### Task directions
Word for word, print every entry below.
*** Data extracts ***
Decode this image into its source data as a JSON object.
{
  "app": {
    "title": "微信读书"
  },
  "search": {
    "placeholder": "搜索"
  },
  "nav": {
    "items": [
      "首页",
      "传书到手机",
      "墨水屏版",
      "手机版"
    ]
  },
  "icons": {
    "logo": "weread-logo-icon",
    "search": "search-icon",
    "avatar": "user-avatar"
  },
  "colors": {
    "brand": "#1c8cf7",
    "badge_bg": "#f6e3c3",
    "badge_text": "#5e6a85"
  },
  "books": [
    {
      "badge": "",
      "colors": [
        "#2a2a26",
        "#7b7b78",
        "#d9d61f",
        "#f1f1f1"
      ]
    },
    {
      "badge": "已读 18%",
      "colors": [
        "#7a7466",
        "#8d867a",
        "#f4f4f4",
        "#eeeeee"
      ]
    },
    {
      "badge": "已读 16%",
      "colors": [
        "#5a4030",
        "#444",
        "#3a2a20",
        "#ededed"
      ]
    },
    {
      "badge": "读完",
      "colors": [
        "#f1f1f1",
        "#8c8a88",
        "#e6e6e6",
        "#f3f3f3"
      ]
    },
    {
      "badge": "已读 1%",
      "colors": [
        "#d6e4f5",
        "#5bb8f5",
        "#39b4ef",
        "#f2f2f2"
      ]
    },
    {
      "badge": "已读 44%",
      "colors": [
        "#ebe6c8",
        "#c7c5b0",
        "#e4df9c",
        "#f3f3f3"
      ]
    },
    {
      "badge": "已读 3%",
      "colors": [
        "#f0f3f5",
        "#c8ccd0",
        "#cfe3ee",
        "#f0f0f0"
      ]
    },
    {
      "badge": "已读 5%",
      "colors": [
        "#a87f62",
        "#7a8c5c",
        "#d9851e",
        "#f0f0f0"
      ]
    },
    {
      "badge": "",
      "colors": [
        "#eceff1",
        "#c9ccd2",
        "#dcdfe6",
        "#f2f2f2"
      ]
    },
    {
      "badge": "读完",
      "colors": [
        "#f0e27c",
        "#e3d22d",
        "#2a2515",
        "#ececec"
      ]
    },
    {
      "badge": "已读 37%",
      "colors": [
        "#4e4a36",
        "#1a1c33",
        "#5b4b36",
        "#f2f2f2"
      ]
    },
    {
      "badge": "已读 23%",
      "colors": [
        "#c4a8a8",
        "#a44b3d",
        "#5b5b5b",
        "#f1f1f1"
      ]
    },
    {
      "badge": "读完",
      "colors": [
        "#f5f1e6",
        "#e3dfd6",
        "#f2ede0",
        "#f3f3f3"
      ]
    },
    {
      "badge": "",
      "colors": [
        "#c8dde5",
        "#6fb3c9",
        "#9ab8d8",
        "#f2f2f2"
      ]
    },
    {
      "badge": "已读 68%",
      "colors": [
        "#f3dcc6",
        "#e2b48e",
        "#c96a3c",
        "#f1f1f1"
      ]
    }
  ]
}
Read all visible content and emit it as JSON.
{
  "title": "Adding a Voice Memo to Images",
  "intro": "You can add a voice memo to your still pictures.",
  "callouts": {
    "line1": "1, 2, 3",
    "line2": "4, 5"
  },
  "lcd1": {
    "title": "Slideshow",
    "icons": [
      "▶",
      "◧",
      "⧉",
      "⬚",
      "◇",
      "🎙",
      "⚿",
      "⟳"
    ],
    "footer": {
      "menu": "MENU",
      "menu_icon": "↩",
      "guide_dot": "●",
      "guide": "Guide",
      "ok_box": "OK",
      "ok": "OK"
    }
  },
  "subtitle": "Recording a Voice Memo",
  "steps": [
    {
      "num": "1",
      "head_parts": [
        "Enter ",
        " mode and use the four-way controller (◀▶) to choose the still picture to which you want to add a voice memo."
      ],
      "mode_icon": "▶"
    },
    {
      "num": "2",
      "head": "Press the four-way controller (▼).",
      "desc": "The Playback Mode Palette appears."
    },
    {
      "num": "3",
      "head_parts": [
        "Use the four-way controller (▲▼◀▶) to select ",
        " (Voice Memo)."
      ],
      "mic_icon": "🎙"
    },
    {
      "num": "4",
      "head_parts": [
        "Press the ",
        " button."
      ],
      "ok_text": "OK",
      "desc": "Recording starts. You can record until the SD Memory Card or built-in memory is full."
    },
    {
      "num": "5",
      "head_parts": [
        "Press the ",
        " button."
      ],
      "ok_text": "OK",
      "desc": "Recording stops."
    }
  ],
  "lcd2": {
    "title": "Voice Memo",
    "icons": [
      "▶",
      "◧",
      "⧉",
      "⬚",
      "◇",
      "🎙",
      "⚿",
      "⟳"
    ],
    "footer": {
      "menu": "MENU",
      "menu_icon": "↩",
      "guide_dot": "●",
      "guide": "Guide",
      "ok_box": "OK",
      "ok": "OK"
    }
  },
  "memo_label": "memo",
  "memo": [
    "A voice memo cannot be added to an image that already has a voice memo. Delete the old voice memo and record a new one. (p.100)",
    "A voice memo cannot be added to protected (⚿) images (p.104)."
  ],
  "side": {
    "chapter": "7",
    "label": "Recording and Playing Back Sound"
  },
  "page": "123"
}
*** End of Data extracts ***
### Output for this task
Decode this image into its source data as a JSON object.
{
  "app": {
    "title": "微信读书"
  },
  "search": {
    "placeholder": "搜索"
  },
  "nav": {
    "items": [
      "首页",
      "传书到手机",
      "墨水屏版",
      "手机版"
    ]
  },
  "icons": {
    "logo": "weread-logo-icon",
    "search": "search-icon",
    "avatar": "user-avatar"
  },
  "colors": {
    "brand": "#1c8cf7",
    "badge_bg": "#f6e3c3",
    "badge_text": "#5e6a85"
  },
  "books": [
    {
      "badge": "",
      "colors": [
        "#2a2a26",
        "#7b7b78",
        "#d9d61f",
        "#f1f1f1"
      ]
    },
    {
      "badge": "已读 18%",
      "colors": [
        "#7a7466",
        "#8d867a",
        "#f4f4f4",
        "#eeeeee"
      ]
    },
    {
      "badge": "已读 16%",
      "colors": [
        "#5a4030",
        "#444",
        "#3a2a20",
        "#ededed"
      ]
    },
    {
      "badge": "读完",
      "colors": [
        "#f1f1f1",
        "#8c8a88",
        "#e6e6e6",
        "#f3f3f3"
      ]
    },
    {
      "badge": "已读 1%",
      "colors": [
        "#d6e4f5",
        "#5bb8f5",
        "#39b4ef",
        "#f2f2f2"
      ]
    },
    {
      "badge": "已读 44%",
      "colors": [
        "#ebe6c8",
        "#c7c5b0",
        "#e4df9c",
        "#f3f3f3"
      ]
    },
    {
      "badge": "已读 3%",
      "colors": [
        "#f0f3f5",
        "#c8ccd0",
        "#cfe3ee",
        "#f0f0f0"
      ]
    },
    {
      "badge": "已读 5%",
      "colors": [
        "#a87f62",
        "#7a8c5c",
        "#d9851e",
        "#f0f0f0"
      ]
    },
    {
      "badge": "",
      "colors": [
        "#eceff1",
        "#c9ccd2",
        "#dcdfe6",
        "#f2f2f2"
      ]
    },
    {
      "badge": "读完",
      "colors": [
        "#f0e27c",
        "#e3d22d",
        "#2a2515",
        "#ececec"
      ]
    },
    {
      "badge": "已读 37%",
      "colors": [
        "#4e4a36",
        "#1a1c33",
        "#5b4b36",
        "#f2f2f2"
      ]
    },
    {
      "badge": "已读 23%",
      "colors": [
        "#c4a8a8",
        "#a44b3d",
        "#5b5b5b",
        "#f1f1f1"
      ]
    },
    {
      "badge": "读完",
      "colors": [
        "#f5f1e6",
        "#e3dfd6",
        "#f2ede0",
        "#f3f3f3"
      ]
    },
    {
      "badge": "",
      "colors": [
        "#c8dde5",
        "#6fb3c9",
        "#9ab8d8",
        "#f2f2f2"
      ]
    },
    {
      "badge": "已读 68%",
      "colors": [
        "#f3dcc6",
        "#e2b48e",
        "#c96a3c",
        "#f1f1f1"
      ]
    }
  ]
}
Read all visible content and emit it as JSON.
{
  "title": "Adding a Voice Memo to Images",
  "intro": "You can add a voice memo to your still pictures.",
  "callouts": {
    "line1": "1, 2, 3",
    "line2": "4, 5"
  },
  "lcd1": {
    "title": "Slideshow",
    "icons": [
      "▶",
      "◧",
      "⧉",
      "⬚",
      "◇",
      "🎙",
      "⚿",
      "⟳"
    ],
    "footer": {
      "menu": "MENU",
      "menu_icon": "↩",
      "guide_dot": "●",
      "guide": "Guide",
      "ok_box": "OK",
      "ok": "OK"
    }
  },
  "subtitle": "Recording a Voice Memo",
  "steps": [
    {
      "num": "1",
      "head_parts": [
        "Enter ",
        " mode and use the four-way controller (◀▶) to choose the still picture to which you want to add a voice memo."
      ],
      "mode_icon": "▶"
    },
    {
      "num": "2",
      "head": "Press the four-way controller (▼).",
      "desc": "The Playback Mode Palette appears."
    },
    {
      "num": "3",
      "head_parts": [
        "Use the four-way controller (▲▼◀▶) to select ",
        " (Voice Memo)."
      ],
      "mic_icon": "🎙"
    },
    {
      "num": "4",
      "head_parts": [
        "Press the ",
        " button."
      ],
      "ok_text": "OK",
      "desc": "Recording starts. You can record until the SD Memory Card or built-in memory is full."
    },
    {
      "num": "5",
      "head_parts": [
        "Press the ",
        " button."
      ],
      "ok_text": "OK",
      "desc": "Recording stops."
    }
  ],
  "lcd2": {
    "title": "Voice Memo",
    "icons": [
      "▶",
      "◧",
      "⧉",
      "⬚",
      "◇",
      "🎙",
      "⚿",
      "⟳"
    ],
    "footer": {
      "menu": "MENU",
      "menu_icon": "↩",
      "guide_dot": "●",
      "guide": "Guide",
      "ok_box": "OK",
      "ok": "OK"
    }
  },
  "memo_label": "memo",
  "memo": [
    "A voice memo cannot be added to an image that already has a voice memo. Delete the old voice memo and record a new one. (p.100)",
    "A voice memo cannot be added to protected (⚿) images (p.104)."
  ],
  "side": {
    "chapter": "7",
    "label": "Recording and Playing Back Sound"
  },
  "page": "123"
}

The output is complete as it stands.